# PROBLEM STATEMENT
A single figure is the whole answer: the number of lines in the entries that contain "JSON".

(Data excerpts)
---
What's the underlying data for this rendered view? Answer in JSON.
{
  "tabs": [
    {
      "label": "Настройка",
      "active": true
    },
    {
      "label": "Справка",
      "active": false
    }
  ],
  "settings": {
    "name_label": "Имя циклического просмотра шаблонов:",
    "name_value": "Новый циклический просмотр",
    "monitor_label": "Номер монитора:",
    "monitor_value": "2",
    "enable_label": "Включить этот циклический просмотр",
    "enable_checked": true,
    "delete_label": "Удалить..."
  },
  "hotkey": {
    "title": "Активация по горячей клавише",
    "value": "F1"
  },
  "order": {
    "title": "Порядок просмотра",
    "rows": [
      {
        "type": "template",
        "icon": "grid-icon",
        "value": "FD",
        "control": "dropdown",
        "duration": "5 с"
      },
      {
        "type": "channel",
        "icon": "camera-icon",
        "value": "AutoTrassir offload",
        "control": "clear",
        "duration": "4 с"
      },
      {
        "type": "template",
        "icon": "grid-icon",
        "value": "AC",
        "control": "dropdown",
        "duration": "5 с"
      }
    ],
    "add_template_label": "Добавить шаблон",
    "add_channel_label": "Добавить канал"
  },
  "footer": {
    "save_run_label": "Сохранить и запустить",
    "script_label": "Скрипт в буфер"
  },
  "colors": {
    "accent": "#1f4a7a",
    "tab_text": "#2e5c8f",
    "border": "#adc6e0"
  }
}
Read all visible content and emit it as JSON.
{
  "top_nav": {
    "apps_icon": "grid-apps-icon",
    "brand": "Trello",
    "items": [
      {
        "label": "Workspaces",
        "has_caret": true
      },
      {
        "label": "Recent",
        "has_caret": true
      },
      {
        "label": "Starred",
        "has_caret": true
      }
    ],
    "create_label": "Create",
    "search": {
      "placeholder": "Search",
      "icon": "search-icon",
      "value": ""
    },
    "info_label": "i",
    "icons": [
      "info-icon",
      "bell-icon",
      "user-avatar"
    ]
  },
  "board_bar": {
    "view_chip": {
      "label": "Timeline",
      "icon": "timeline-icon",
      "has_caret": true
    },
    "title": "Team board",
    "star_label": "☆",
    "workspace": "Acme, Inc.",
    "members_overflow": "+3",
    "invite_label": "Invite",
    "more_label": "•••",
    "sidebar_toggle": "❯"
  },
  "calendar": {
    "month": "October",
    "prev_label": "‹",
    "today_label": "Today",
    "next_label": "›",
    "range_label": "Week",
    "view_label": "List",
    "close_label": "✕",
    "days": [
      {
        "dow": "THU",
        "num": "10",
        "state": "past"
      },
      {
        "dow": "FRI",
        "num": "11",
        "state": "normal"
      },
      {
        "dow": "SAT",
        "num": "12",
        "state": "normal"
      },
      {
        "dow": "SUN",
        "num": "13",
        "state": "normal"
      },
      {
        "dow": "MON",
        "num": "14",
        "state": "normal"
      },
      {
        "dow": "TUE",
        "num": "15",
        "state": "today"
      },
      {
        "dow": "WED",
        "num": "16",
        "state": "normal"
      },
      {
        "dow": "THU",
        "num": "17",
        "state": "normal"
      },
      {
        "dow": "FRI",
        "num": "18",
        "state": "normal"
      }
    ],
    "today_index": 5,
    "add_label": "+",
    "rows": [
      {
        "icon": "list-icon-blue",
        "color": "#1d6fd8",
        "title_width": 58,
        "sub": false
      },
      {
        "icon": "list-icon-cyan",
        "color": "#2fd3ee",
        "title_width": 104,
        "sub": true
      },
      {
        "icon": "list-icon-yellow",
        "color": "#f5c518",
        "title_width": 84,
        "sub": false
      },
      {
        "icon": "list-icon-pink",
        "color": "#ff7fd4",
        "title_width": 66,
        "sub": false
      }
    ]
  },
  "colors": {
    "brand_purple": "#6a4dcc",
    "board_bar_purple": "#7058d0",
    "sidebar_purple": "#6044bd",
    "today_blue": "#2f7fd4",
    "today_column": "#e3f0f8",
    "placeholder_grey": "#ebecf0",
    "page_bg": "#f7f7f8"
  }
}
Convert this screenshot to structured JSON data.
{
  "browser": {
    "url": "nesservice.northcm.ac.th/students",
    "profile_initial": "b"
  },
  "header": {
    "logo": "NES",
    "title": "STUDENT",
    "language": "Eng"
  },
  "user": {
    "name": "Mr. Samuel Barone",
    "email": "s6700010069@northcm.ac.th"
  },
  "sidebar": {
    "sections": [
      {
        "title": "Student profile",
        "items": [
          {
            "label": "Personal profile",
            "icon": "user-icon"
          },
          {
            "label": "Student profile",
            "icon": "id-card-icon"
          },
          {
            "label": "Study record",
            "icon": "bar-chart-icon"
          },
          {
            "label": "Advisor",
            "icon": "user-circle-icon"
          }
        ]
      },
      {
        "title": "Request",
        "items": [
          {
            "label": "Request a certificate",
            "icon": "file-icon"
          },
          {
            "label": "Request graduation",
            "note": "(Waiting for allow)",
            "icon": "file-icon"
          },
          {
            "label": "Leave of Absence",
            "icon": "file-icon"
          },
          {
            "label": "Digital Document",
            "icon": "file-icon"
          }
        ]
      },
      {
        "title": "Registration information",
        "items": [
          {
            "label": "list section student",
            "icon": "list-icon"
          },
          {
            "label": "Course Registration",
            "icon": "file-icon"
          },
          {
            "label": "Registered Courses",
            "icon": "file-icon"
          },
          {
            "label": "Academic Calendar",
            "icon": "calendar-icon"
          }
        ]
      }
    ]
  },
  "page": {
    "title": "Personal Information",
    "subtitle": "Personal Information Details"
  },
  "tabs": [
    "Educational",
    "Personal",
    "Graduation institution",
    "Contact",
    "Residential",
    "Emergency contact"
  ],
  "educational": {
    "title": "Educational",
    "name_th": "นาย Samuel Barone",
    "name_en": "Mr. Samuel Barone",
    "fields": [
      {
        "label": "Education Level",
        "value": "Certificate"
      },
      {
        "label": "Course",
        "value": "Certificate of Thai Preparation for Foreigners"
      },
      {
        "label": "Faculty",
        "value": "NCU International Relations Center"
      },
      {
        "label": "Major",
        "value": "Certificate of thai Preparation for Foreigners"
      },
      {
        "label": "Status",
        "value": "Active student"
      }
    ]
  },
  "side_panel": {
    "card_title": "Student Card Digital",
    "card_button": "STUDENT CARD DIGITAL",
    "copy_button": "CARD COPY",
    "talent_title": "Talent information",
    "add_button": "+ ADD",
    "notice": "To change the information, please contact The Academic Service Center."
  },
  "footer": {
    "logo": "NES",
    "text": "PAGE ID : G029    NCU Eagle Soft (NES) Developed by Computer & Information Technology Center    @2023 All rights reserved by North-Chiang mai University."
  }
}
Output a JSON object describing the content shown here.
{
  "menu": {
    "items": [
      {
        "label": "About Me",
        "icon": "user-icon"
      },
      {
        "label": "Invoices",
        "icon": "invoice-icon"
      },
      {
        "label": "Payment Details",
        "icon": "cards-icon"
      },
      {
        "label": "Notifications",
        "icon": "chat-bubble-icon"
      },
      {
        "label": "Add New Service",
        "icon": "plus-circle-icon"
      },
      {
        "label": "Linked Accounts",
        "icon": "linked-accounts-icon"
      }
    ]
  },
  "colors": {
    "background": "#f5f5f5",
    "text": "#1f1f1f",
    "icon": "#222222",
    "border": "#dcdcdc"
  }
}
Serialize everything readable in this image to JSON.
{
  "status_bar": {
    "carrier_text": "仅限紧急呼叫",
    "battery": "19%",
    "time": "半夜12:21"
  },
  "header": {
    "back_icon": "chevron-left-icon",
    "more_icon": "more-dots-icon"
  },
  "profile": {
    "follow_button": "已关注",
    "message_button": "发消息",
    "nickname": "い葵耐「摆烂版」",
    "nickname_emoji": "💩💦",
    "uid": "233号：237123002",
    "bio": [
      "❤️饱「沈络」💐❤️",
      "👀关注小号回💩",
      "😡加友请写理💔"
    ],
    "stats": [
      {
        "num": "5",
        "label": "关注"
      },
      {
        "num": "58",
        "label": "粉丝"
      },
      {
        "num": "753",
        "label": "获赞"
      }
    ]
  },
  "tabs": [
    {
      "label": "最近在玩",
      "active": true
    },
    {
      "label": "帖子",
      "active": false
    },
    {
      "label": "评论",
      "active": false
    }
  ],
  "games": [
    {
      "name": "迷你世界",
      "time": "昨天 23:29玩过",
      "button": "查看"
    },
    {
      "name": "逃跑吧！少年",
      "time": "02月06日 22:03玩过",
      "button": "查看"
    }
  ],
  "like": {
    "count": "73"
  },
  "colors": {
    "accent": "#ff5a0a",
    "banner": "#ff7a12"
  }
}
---
# OUTPUT OF THE TASK
5